You alway find out something new when you do actual research. I always thought bacon grease, butter, and coconut oil were ideal for frying. The reason? Well, don't they all have rather high smoke points? And isn't that because they are predominantly composed of stable SAFA?
Actually, SAFA is not the only fat in these supposedly safe oils for frying. For example, butter and bacon grease have MUFA ranging from 30-44%. Only coconut oil is overwhelmingly SAFA at 92%.
Now, let's take olive oil. It is majority MUFA (77%), and has PUFA (9%) comparable to bacon grease (8%) and lard (12%). Wasn't the reason for olive oil not being ok for frying due to its non-SAFA content? And wasn't this specifically due to its PUFA content (if MUFA were a problem, we shouldn't be frying with butter either)? If so, perhaps we should not be frying with bacon grease nor lard either, as they're basically meat drip from pork? I've heard anecdotal accounts of bacon grease being very unstable and having a low smoke point.
Another surprise: olive oil's smoke point is 375F, higher than 350F for butter and coconut oil. How does the smoke point differential between olive oil and other fats show that olive oil isn't fit for frying?
Here're the data:
- Coconut Oil: 92% (Saturated Fat); 2% (PUFA); 6% (MUFA); smoke point (350F)
- Butter, Unsalted: 66% (Saturated Fat); 4% (PUFA); 30% (MUFA); smoke point (350F)
- Ghee / Clar Butter: 66% (Saturated Fat); 4% (PUFA); 30% (MUFA); smoke point (485F)
- Bacon Grease: 48% (Saturated Fat); 8% (PUFA); 44% (MUFA); smoke point (?)

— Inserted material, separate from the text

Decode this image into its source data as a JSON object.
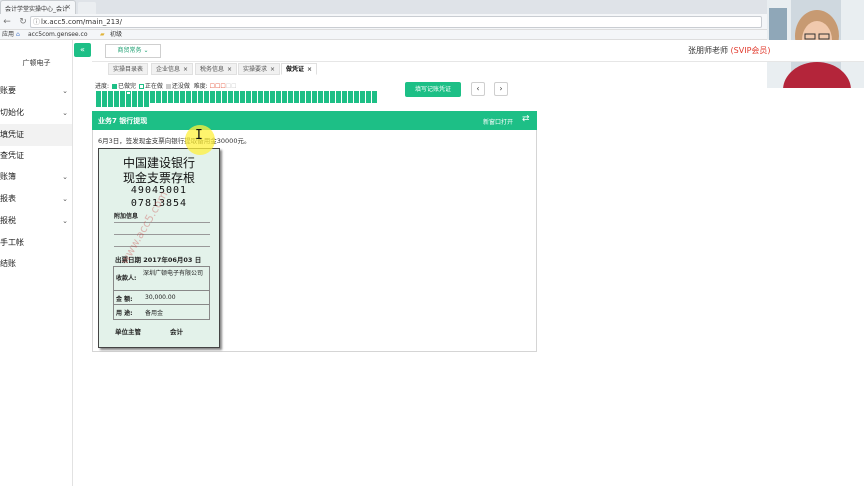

- Lard: 41% (Saturated Fat); 12% (PUFA); 47% (MUFA); smoke point (370)
- Olive Oil: 14% (Saturated Fat); 9% (PUFA); 77% (MUFA); smoke point (375F)
- Fish Oil: 25% (Saturated Fat); 50% (PUFA); 25% (MUFA); smoke point (n/a)
Data source: [http://www.fitday.com/webfit/nutrition/All_Foods/Fats_Oils_Dressings/Bacon_grease_or_meat_drippings.html] [http://en.wikipedia.org/wiki/Smoke_point]
Shouldn't the decision whether to fry or not be based on the relative fat content of these oils?
Edit: Added data on Lard, Ghee / Clarified Butter, and Fish Oil. Some more surprises. Ghee is basically unchanged from butter -- the clarification process slightly diluted its protein and carb content (negligible) but increased the smoke point from 350F to 485F. The fat composition however did not change at all -- minimal PUFA but significant MUFA concentration.
Lard is only 41% SAFA, 47% MUFA and 12% PUFA. At 12%, lard's is higher in PUFA than olive oil. Which raises a question: is lard really safer than olive oil for frying?
So let's examine the seminal question here by appealing to science, instead of spewing some rote Paleo answer that animal fats are safe for frying no matter what. Why is lard any safer than olive oil? Lard is basically pig fat and has higher PUFA than olive oil and bacon grease. We know that PUFA is unstable because it promotes lipid peroxidation -- a process that degrades PUFA's C-C double bonds, resulting in rancidity; the same process doesn't seem to affect SAFA nor MUFA. You wouldn't think of frying anything in fish oil (50% PUFA), right? Then why fry with animal (pig) fats (bacon grease and lard) that have lower but still not-too-insignificant PUFA?